This volume of collected essays, the first of its kind in any language, investigates the Astronomical Diaries from ancient Babylon, a collection of almost 1000 clay tablets which, over a period of some five hundred years (6th century to 1st century BCE), record observations of selected astronomical phenomena as well as the economy and history of Mesopotamia and surrounding regions. The volume asks who the scholars were, what motivated them to ‘keep watch in Babylon’ and how their approach changed in the course of the collection’s long history. Contributors come from a range of disciplinary backgrounds, including Assyriology, Classics, ancient history, the history of science and the history of religion.
"Babylon has always exerted a magical charm on everyone who has been told of its splendour and grandeur. Nobody who has succumbed to this charm, whether he is a layman who just wants to browse a little in his search for old secrets, or a scholar who wants to inform himself about the latest academic research, will be disappointed by this volume."

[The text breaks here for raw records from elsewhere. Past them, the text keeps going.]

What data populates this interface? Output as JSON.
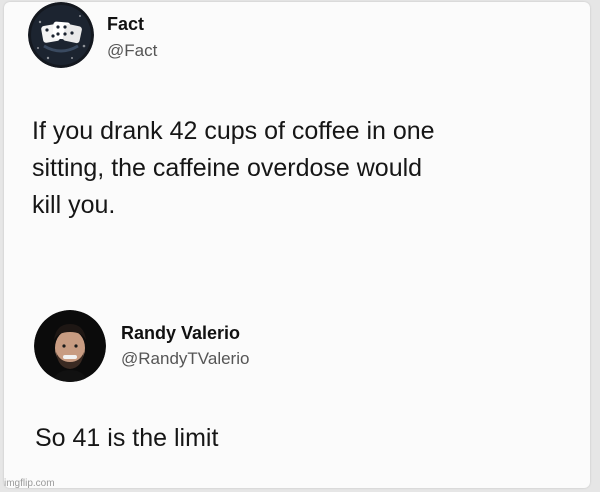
{
  "original_post": {
    "author_name": "Fact",
    "author_handle": "@Fact",
    "avatar_icon": "dice-logo-icon",
    "text_lines": [
      "If you drank 42 cups of coffee in one",
      "sitting, the caffeine overdose would",
      "kill you."
    ]
  },
  "reply": {
    "author_name": "Randy Valerio",
    "author_handle": "@RandyTValerio",
    "avatar_icon": "profile-photo-icon",
    "text": "So 41 is the limit"
  },
  "watermark": "imgflip.com",
  "colors": {
    "background": "#e6e6e6",
    "card": "#fbfbfb",
    "text": "#161616",
    "handle": "#555555"
  }
}
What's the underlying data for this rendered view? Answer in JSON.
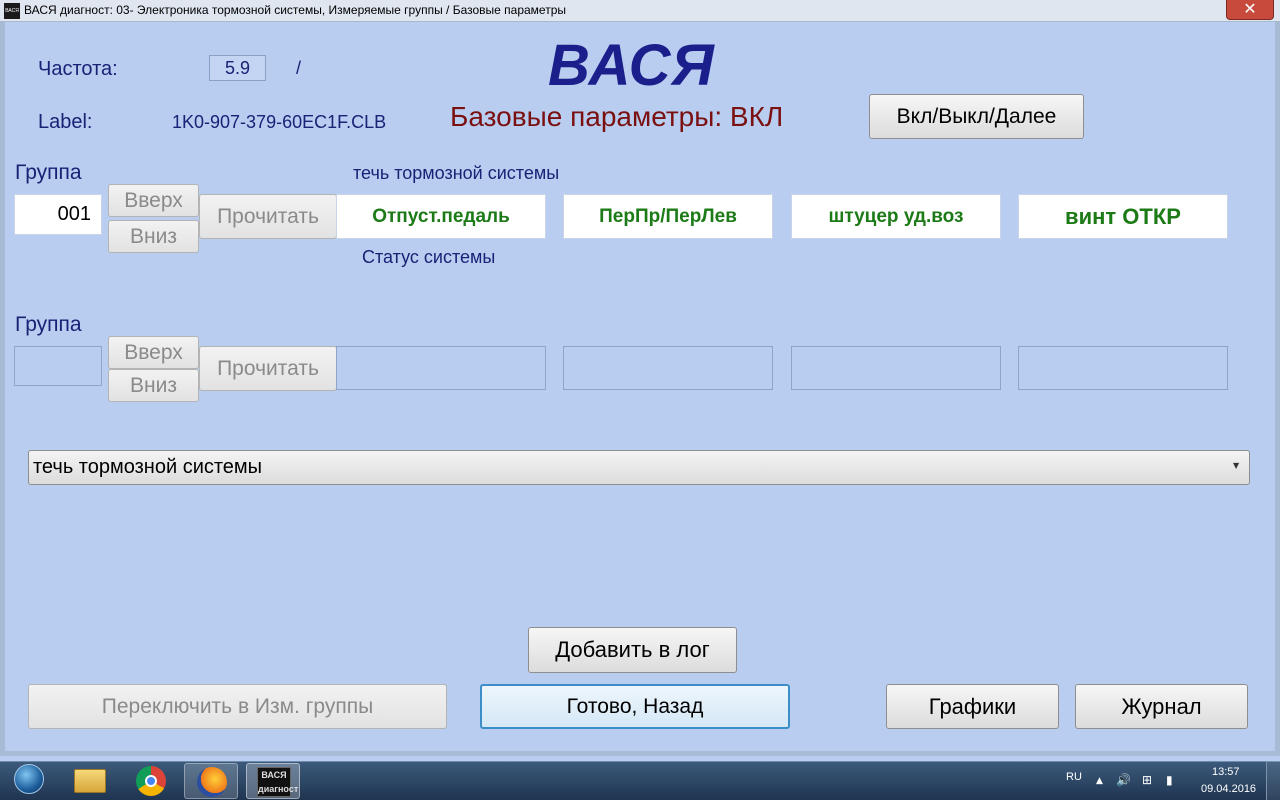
{
  "window": {
    "title": "ВАСЯ диагност: 03- Электроника тормозной системы,  Измеряемые группы / Базовые параметры",
    "app_icon_text": "ВАСЯ",
    "close_glyph": "✕"
  },
  "header": {
    "frequency_label": "Частота:",
    "frequency_value": "5.9",
    "frequency_separator": "/",
    "brand": "ВАСЯ",
    "label_label": "Label:",
    "label_value": "1K0-907-379-60EC1F.CLB",
    "basic_status": "Базовые параметры: ВКЛ",
    "toggle_button": "Вкл/Выкл/Далее"
  },
  "group1": {
    "label": "Группа",
    "number": "001",
    "up_button": "Вверх",
    "down_button": "Вниз",
    "read_button": "Прочитать",
    "name": "течь тормозной системы",
    "status": "Статус системы",
    "values": [
      "Отпуст.педаль",
      "ПерПр/ПерЛев",
      "штуцер уд.воз",
      "винт ОТКР"
    ]
  },
  "group2": {
    "label": "Группа",
    "number": "",
    "up_button": "Вверх",
    "down_button": "Вниз",
    "read_button": "Прочитать",
    "values": [
      "",
      "",
      "",
      ""
    ]
  },
  "procedure_select": {
    "selected": "течь тормозной системы",
    "arrow": "▼"
  },
  "buttons": {
    "add_to_log": "Добавить в лог",
    "switch_to_groups": "Переключить в Изм. группы",
    "done_back": "Готово, Назад",
    "charts": "Графики",
    "journal": "Журнал"
  },
  "taskbar": {
    "vasya_label": "ВАСЯ диагност",
    "language": "RU",
    "time": "13:57",
    "date": "09.04.2016",
    "tray_up_glyph": "▲",
    "sound_glyph": "🔊",
    "network_glyph": "⊞",
    "signal_glyph": "▮"
  },
  "colors": {
    "background": "#b8cdf0",
    "brand": "#1a1f8c",
    "status_red": "#7a1010",
    "value_green": "#1c7a17",
    "label_navy": "#1a2276"
  }
}
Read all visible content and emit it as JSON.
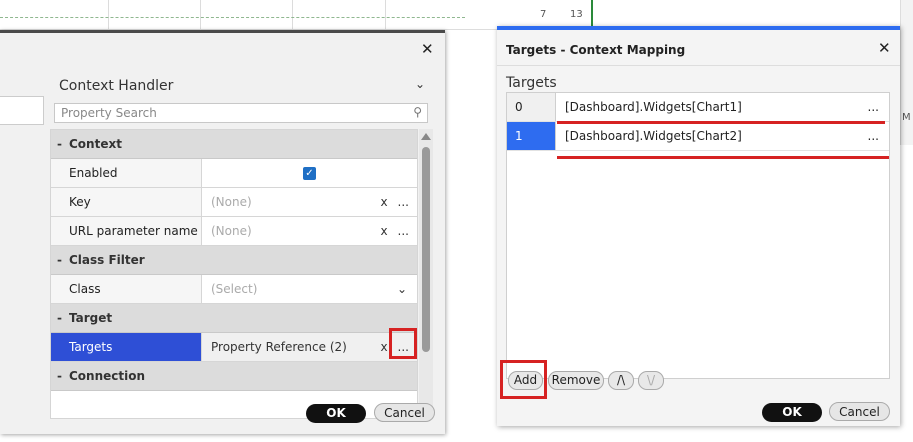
{
  "background": {
    "tick_labels": [
      "7",
      "13"
    ],
    "edge_label": "M"
  },
  "left_dialog": {
    "close_glyph": "✕",
    "handler_title": "Context Handler",
    "search_placeholder": "Property Search",
    "sections": [
      {
        "name": "Context",
        "toggle": "-"
      },
      {
        "name": "Class Filter",
        "toggle": "-"
      },
      {
        "name": "Target",
        "toggle": "-"
      },
      {
        "name": "Connection",
        "toggle": "-"
      }
    ],
    "properties": {
      "enabled": {
        "name": "Enabled",
        "checked": true
      },
      "key": {
        "name": "Key",
        "value": "(None)",
        "clear": "x",
        "more": "..."
      },
      "url_param": {
        "name": "URL parameter name",
        "value": "(None)",
        "clear": "x",
        "more": "..."
      },
      "class": {
        "name": "Class",
        "value": "(Select)"
      },
      "targets": {
        "name": "Targets",
        "value": "Property Reference (2)",
        "clear": "x",
        "more": "..."
      }
    },
    "ok_label": "OK",
    "cancel_label": "Cancel"
  },
  "right_dialog": {
    "title": "Targets - Context Mapping",
    "close_glyph": "✕",
    "targets_label": "Targets",
    "rows": [
      {
        "index": "0",
        "value": "[Dashboard].Widgets[Chart1]",
        "more": "..."
      },
      {
        "index": "1",
        "value": "[Dashboard].Widgets[Chart2]",
        "more": "..."
      }
    ],
    "add_label": "Add",
    "remove_label": "Remove",
    "up_label": "/\\",
    "down_label": "\\/",
    "ok_label": "OK",
    "cancel_label": "Cancel"
  },
  "colors": {
    "accent_blue": "#2e6cf0",
    "selection_blue": "#2e4fd6",
    "highlight_red": "#d62222"
  }
}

Erlend Gehlken, Universität Frankfurt/Main,
Bryn Mawr Classical Review February 2, 2020